I’ve been using FCP Versioner for several weeks now and this stoppage of work while it exports an XML brought up the dilemma: Is it worth the pause (or stoppage) while editing to allow FCP Versioner to do it’s job and export an XML? With version 1.0 of the product that answer was probably not for most people. If you are working on a project and timeline of any real size it was quite a long pause as the XML exported. You can hit the cancel button once the window pops up and stop the process but it is still an interruption. A post about this very issue on FreshDV illustrates that point as well. The application’s creator Jon Chappel responded to the comments on the FreshDV post so it’s good to know the creator of the application is listening. With the version 1.1 update he added a feature that makes FCP Versioner much more useful. You now have the ability to select a specific edit sequence in a project for the backup. This can greatly speed up the export process and make it much less of an interruption. You’ll just have to determine if the time it might take to the application to export the XML is worth the backup safety it provides.

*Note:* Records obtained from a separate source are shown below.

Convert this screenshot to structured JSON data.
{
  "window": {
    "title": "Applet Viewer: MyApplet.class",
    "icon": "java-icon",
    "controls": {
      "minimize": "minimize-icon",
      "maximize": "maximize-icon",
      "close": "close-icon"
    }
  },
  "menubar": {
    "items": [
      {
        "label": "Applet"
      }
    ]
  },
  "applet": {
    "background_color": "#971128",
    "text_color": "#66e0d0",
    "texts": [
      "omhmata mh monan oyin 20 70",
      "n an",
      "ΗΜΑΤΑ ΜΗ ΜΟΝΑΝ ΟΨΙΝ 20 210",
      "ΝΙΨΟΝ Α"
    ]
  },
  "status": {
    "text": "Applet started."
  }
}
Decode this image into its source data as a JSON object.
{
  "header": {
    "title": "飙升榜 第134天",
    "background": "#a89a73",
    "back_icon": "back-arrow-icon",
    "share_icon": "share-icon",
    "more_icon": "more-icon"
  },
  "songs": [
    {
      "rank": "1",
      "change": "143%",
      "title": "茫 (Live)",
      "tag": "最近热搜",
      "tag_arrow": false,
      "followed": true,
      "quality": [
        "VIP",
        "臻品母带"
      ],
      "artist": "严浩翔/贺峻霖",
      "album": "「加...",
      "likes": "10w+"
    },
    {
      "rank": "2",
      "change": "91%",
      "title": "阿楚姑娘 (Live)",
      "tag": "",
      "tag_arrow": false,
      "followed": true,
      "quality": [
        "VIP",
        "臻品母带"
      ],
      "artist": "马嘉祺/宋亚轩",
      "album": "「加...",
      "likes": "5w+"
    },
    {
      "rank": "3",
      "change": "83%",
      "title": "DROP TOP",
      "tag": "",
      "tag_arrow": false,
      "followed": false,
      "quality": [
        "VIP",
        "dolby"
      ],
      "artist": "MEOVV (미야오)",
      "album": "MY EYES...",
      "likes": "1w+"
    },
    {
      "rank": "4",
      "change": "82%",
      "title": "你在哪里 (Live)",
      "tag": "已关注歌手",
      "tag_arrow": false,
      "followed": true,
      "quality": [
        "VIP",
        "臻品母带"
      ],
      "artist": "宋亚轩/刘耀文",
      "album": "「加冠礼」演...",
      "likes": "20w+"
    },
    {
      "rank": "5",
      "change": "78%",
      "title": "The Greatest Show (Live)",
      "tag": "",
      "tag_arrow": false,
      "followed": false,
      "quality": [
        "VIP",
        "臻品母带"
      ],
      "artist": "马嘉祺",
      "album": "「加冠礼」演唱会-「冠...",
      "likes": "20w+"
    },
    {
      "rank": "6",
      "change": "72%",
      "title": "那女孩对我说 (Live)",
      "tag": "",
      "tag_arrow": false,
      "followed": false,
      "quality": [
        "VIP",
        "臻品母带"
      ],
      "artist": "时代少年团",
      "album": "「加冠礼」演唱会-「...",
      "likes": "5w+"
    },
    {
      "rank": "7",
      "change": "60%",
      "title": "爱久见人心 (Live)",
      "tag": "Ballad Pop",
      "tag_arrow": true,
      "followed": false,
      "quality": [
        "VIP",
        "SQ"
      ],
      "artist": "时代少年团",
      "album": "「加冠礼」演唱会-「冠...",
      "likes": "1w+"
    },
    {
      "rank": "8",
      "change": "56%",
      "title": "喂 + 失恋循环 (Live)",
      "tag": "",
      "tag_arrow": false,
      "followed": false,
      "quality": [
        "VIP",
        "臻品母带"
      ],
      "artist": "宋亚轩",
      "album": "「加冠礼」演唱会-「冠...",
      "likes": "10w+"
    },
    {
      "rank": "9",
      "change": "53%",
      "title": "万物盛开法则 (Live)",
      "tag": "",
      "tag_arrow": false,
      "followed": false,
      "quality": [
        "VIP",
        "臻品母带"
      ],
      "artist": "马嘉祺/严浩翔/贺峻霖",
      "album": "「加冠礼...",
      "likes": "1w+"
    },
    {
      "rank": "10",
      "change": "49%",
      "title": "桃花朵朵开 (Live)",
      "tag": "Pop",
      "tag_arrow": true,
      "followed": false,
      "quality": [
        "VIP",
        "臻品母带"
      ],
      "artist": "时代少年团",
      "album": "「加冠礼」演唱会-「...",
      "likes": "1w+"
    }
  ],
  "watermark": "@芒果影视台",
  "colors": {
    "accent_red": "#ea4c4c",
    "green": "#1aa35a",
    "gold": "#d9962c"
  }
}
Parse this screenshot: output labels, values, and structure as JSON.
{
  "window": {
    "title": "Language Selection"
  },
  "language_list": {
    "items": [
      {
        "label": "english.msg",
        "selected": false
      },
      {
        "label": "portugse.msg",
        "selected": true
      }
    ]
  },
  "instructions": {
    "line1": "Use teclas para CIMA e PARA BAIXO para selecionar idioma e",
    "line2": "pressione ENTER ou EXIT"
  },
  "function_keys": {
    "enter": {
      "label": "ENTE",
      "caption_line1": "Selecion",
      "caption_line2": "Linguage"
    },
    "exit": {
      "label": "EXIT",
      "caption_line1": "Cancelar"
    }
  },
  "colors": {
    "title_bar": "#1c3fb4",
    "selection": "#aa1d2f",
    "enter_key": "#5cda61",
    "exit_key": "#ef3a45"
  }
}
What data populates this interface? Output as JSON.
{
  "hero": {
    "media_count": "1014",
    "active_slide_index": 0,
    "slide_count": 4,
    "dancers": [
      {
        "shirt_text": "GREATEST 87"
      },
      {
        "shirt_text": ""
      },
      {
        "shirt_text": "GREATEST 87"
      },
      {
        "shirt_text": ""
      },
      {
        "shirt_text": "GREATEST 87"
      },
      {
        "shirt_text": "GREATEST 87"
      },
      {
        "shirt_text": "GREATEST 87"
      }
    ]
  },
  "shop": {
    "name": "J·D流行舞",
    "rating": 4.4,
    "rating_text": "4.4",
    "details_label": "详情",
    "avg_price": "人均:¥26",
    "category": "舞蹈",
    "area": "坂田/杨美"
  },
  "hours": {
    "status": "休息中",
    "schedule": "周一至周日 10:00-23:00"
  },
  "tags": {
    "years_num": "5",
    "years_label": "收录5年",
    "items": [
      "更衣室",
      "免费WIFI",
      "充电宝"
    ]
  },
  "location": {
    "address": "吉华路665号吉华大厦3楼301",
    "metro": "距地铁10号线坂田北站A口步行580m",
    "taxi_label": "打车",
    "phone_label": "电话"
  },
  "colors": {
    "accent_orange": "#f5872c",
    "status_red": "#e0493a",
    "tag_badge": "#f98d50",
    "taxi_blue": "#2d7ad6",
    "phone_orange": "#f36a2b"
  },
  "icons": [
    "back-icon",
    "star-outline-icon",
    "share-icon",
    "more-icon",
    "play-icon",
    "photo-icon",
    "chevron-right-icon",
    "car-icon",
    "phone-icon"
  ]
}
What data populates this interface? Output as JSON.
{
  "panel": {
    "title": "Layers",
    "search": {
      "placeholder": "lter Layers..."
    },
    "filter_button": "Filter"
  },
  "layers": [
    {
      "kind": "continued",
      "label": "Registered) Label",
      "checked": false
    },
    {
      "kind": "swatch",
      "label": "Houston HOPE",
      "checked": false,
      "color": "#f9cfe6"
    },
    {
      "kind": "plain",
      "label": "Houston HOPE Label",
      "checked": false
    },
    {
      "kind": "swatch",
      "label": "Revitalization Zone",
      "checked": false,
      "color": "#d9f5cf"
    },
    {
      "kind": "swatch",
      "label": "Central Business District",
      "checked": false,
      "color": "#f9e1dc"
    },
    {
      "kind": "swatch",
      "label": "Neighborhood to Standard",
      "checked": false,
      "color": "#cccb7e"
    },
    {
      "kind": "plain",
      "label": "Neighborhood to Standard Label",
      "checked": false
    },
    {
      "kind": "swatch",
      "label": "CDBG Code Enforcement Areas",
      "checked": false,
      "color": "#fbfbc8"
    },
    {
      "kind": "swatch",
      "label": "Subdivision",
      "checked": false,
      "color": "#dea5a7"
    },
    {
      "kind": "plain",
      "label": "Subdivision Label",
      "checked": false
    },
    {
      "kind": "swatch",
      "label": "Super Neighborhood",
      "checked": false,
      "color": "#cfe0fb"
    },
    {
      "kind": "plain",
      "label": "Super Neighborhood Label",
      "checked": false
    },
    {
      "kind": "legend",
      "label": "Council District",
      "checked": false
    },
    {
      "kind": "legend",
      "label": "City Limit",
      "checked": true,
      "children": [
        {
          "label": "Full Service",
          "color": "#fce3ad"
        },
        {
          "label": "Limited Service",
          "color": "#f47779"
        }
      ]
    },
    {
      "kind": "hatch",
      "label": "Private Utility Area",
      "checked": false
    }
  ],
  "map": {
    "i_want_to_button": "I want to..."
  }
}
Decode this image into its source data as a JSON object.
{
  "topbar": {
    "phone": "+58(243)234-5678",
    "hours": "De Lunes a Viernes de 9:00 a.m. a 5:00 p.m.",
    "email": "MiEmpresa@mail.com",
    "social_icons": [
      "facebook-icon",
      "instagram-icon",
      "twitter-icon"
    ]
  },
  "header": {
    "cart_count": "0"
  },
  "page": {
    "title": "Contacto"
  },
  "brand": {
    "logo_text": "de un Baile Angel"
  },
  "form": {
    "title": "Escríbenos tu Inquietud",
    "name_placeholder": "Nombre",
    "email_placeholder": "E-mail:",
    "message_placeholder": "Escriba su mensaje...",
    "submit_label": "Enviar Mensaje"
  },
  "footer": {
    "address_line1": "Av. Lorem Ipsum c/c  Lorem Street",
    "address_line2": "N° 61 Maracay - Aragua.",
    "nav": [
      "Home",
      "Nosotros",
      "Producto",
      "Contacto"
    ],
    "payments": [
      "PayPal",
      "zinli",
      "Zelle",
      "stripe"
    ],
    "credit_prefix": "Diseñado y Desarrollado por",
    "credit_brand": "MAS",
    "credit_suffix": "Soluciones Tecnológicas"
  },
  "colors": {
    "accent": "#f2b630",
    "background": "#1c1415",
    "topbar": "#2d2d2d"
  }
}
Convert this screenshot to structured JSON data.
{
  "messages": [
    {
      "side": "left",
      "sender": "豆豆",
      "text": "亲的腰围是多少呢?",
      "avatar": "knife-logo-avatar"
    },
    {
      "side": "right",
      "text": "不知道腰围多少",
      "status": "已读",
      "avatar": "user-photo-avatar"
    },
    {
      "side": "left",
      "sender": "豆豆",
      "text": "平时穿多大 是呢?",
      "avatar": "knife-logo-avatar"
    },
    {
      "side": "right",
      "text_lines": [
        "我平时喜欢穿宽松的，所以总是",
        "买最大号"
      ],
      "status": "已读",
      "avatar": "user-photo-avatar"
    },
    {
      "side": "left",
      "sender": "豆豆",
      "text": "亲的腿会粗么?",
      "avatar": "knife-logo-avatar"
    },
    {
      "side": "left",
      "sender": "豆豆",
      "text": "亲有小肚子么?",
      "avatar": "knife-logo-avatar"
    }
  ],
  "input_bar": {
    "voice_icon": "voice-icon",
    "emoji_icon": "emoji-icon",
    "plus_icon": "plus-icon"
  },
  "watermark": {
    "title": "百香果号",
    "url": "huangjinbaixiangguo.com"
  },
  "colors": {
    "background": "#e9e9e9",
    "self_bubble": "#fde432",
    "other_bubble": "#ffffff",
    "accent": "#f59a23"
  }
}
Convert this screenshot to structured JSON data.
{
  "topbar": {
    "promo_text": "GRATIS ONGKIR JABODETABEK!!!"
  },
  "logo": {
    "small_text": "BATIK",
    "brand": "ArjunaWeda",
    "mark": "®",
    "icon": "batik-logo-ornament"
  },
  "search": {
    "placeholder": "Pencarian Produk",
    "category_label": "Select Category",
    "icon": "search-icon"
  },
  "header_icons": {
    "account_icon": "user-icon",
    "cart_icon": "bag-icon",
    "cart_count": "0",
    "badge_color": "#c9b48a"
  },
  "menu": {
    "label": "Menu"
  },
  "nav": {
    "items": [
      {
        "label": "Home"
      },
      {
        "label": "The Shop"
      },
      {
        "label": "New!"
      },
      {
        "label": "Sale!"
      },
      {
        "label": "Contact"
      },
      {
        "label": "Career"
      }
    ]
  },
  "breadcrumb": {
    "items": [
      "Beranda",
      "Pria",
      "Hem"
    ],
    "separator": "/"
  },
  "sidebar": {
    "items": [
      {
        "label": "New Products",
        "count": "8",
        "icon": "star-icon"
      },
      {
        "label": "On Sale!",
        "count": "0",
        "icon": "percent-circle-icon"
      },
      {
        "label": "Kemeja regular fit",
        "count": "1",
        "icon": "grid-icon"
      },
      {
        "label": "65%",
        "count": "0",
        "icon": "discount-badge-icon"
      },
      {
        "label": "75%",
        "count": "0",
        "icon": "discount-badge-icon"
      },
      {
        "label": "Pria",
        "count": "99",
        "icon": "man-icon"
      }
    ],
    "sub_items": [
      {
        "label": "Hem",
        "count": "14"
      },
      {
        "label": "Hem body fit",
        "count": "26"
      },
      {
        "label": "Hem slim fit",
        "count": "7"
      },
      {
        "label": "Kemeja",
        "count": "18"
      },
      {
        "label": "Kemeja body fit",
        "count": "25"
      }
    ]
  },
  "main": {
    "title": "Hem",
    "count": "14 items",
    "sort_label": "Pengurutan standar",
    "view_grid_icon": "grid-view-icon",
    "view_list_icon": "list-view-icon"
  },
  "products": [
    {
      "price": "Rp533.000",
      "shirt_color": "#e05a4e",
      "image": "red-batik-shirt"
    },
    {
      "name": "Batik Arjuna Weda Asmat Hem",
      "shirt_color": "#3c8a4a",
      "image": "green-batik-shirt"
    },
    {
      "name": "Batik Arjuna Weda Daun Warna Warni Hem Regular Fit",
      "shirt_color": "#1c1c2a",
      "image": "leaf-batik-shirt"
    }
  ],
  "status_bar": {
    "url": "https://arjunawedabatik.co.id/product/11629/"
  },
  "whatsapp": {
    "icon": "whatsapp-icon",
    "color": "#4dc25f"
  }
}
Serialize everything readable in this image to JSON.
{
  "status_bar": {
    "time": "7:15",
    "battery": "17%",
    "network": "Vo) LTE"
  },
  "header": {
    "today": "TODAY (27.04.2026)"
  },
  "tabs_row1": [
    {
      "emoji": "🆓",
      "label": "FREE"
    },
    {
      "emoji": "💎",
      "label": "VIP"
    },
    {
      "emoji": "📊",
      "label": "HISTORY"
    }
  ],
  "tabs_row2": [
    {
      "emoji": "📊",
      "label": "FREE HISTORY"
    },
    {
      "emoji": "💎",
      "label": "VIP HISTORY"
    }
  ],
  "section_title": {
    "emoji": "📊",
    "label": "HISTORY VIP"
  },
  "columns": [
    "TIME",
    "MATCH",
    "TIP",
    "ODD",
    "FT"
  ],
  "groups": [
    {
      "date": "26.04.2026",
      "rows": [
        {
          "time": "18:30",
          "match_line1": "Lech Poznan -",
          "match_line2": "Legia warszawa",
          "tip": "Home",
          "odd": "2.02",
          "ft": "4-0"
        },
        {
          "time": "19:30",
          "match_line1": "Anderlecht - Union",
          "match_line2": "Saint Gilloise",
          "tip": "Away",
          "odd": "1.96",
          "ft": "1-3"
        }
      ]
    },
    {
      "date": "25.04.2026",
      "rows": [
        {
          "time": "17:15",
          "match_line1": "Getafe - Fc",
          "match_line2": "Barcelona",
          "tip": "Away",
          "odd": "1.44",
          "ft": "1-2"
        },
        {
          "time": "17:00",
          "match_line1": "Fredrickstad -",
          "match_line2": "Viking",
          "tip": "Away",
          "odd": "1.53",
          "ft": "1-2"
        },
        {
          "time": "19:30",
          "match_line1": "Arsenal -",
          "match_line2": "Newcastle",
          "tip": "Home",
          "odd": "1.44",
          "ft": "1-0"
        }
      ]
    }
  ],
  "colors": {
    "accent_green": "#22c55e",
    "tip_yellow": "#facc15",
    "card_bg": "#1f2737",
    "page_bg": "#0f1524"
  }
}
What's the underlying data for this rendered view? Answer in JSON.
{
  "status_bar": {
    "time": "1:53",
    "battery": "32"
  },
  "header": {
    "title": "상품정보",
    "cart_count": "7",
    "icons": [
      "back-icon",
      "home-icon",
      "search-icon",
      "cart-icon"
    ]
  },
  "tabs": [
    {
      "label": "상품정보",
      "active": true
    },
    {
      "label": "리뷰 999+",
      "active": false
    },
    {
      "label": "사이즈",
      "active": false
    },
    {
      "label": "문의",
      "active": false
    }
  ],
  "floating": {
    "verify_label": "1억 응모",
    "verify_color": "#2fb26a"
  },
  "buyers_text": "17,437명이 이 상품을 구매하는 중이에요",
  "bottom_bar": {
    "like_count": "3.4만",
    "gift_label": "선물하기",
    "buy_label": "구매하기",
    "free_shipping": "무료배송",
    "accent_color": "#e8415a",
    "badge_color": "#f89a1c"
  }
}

I use it on some jobs and not on others.
You can also initiate a manual backup as well by clicking the little camera icon on the main FCP Versioner window. This is the snapshot button and it will generate an XML or a backup FCP project file depending on your settings. Since you can set the destination of the backups you could (and should) set FCP Versioner’s save path to a different location than than the FCP Autosave vault. Extra security.
If you are running FCP 7 then FCP Versioner will do an autosave for you. If you look into the preferences you’ll see a toggle for this option as well as tons of customization as to how FCP Versioner will save your backups and how it will or will not remove them. By setting the preferences to NOT create a backup every time your project is saved and only generate backups for a single selected sequence then the pause while FCP generates the XML can be kept to a minimum.
FCP Versioner’s General preferences
The Backup Management preference lets you control many aspects of how backups are stored
A Handy Changelog Feature
One interesting feature that FCP Versioner also includes is the ability to generate a changelog from the different versions of an XML. While this is something that you might not ever use I remember being asked once, at the end of an edit for a corporate video, by a corporate legal department for a list of changes through several versions of an edit. There was absolutely no obvious use for this other than to justify some lawyer’s employment but since they asked I had to provide a list that included a detail of the changes. It would have saved a lot of time to use FCP Versioner on a project like that. Plus you can filter exactly what is included in a changelog like turning off IN and OUT points. That can make for a very long changelog when those are included.
Changelog filtering preferences
Changelog example (not sure what the Mediadelay change means)
As with all good software, there’s a free demo available. This is a 15 day trial. With the way this app operates it’s important to give the demo a try and see if it’s right for you and if you have any issues with time FCP takes in the creation of the XML files. If you’re an obsessive backup-hound then $59 is a fair price to pay to add an entire second layer to FCP’s autosave functionality. That second layer FCP Versioner will add gives the editor much more flexibility than FCP’s autosave feature alone. And even if you’re not an obsessive backup-hound one project loss or one day of editing down the drain due to a corrupt file or drive crash might make that $59 worth spending.
Pros: A second layer of backup safety above and beyond FCP’s Autosave vault; The ability to generate a Changelog from the saved XML files
Cons: FCP can be slow to generate XML files depending on size of project or timeline and work stops while FCP generates the XML
I’d download the 15 day trial and test FCP Versioner’s capabilities extensively before purchasing. While $59 isn’t terribly expensive the XML generation that is required for FCP Versioner to work best might be frustrating for some editors since FCP can’t export the XML in the background. This is one case where’s it’s up to the user to decide if the +’s outweigh the -‘s.